WORK ORDER
All records must be restated word for word.

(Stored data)
########################################

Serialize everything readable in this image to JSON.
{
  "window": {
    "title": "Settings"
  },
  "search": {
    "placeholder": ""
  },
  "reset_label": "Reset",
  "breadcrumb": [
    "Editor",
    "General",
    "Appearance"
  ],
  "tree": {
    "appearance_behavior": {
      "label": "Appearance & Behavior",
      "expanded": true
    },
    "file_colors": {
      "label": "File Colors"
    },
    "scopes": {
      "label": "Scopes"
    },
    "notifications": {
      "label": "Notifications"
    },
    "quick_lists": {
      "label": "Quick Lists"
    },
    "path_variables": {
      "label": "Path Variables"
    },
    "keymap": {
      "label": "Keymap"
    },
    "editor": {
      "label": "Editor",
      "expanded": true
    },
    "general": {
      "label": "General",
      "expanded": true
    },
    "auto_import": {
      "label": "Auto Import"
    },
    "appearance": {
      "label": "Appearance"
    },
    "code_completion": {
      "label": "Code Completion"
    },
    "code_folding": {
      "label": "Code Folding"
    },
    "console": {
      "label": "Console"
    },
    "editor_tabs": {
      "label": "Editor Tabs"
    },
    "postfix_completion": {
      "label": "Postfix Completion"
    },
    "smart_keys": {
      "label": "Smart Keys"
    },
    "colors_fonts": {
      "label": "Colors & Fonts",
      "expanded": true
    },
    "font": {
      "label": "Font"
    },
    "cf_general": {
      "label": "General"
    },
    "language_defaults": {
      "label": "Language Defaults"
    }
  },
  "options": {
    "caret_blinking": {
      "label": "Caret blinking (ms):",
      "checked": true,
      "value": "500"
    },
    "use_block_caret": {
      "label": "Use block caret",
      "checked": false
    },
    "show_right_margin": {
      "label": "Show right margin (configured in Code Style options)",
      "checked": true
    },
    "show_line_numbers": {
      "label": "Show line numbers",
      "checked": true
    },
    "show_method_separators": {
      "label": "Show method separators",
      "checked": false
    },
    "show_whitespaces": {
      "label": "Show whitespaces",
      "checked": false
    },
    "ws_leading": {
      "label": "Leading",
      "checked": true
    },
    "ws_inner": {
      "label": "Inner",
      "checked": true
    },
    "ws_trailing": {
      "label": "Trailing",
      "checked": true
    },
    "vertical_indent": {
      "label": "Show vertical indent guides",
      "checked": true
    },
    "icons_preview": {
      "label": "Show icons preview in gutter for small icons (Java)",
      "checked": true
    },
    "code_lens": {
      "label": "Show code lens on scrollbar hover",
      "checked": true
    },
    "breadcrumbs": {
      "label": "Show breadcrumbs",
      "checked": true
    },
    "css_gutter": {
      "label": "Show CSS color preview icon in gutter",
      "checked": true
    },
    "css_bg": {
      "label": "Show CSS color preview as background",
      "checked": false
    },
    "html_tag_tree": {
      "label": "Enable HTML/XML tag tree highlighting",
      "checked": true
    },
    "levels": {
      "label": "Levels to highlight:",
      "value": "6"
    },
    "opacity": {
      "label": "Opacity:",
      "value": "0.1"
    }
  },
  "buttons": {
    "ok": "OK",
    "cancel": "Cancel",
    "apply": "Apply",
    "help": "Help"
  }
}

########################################

TASK ANSWER
Serialize everything readable in this image to JSON.
{
  "window": {
    "title": "Settings"
  },
  "search": {
    "placeholder": ""
  },
  "reset_label": "Reset",
  "breadcrumb": [
    "Editor",
    "General",
    "Appearance"
  ],
  "tree": {
    "appearance_behavior": {
      "label": "Appearance & Behavior",
      "expanded": true
    },
    "file_colors": {
      "label": "File Colors"
    },
    "scopes": {
      "label": "Scopes"
    },
    "notifications": {
      "label": "Notifications"
    },
    "quick_lists": {
      "label": "Quick Lists"
    },
    "path_variables": {
      "label": "Path Variables"
    },
    "keymap": {
      "label": "Keymap"
    },
    "editor": {
      "label": "Editor",
      "expanded": true
    },
    "general": {
      "label": "General",
      "expanded": true
    },
    "auto_import": {
      "label": "Auto Import"
    },
    "appearance": {
      "label": "Appearance"
    },
    "code_completion": {
      "label": "Code Completion"
    },
    "code_folding": {
      "label": "Code Folding"
    },
    "console": {
      "label": "Console"
    },
    "editor_tabs": {
      "label": "Editor Tabs"
    },
    "postfix_completion": {
      "label": "Postfix Completion"
    },
    "smart_keys": {
      "label": "Smart Keys"
    },
    "colors_fonts": {
      "label": "Colors & Fonts",
      "expanded": true
    },
    "font": {
      "label": "Font"
    },
    "cf_general": {
      "label": "General"
    },
    "language_defaults": {
      "label": "Language Defaults"
    }
  },
  "options": {
    "caret_blinking": {
      "label": "Caret blinking (ms):",
      "checked": true,
      "value": "500"
    },
    "use_block_caret": {
      "label": "Use block caret",
      "checked": false
    },
    "show_right_margin": {
      "label": "Show right margin (configured in Code Style options)",
      "checked": true
    },
    "show_line_numbers": {
      "label": "Show line numbers",
      "checked": true
    },
    "show_method_separators": {
      "label": "Show method separators",
      "checked": false
    },
    "show_whitespaces": {
      "label": "Show whitespaces",
      "checked": false
    },
    "ws_leading": {
      "label": "Leading",
      "checked": true
    },
    "ws_inner": {
      "label": "Inner",
      "checked": true
    },
    "ws_trailing": {
      "label": "Trailing",
      "checked": true
    },
    "vertical_indent": {
      "label": "Show vertical indent guides",
      "checked": true
    },
    "icons_preview": {
      "label": "Show icons preview in gutter for small icons (Java)",
      "checked": true
    },
    "code_lens": {
      "label": "Show code lens on scrollbar hover",
      "checked": true
    },
    "breadcrumbs": {
      "label": "Show breadcrumbs",
      "checked": true
    },
    "css_gutter": {
      "label": "Show CSS color preview icon in gutter",
      "checked": true
    },
    "css_bg": {
      "label": "Show CSS color preview as background",
      "checked": false
    },
    "html_tag_tree": {
      "label": "Enable HTML/XML tag tree highlighting",
      "checked": true
    },
    "levels": {
      "label": "Levels to highlight:",
      "value": "6"
    },
    "opacity": {
      "label": "Opacity:",
      "value": "0.1"
    }
  },
  "buttons": {
    "ok": "OK",
    "cancel": "Cancel",
    "apply": "Apply",
    "help": "Help"
  }
}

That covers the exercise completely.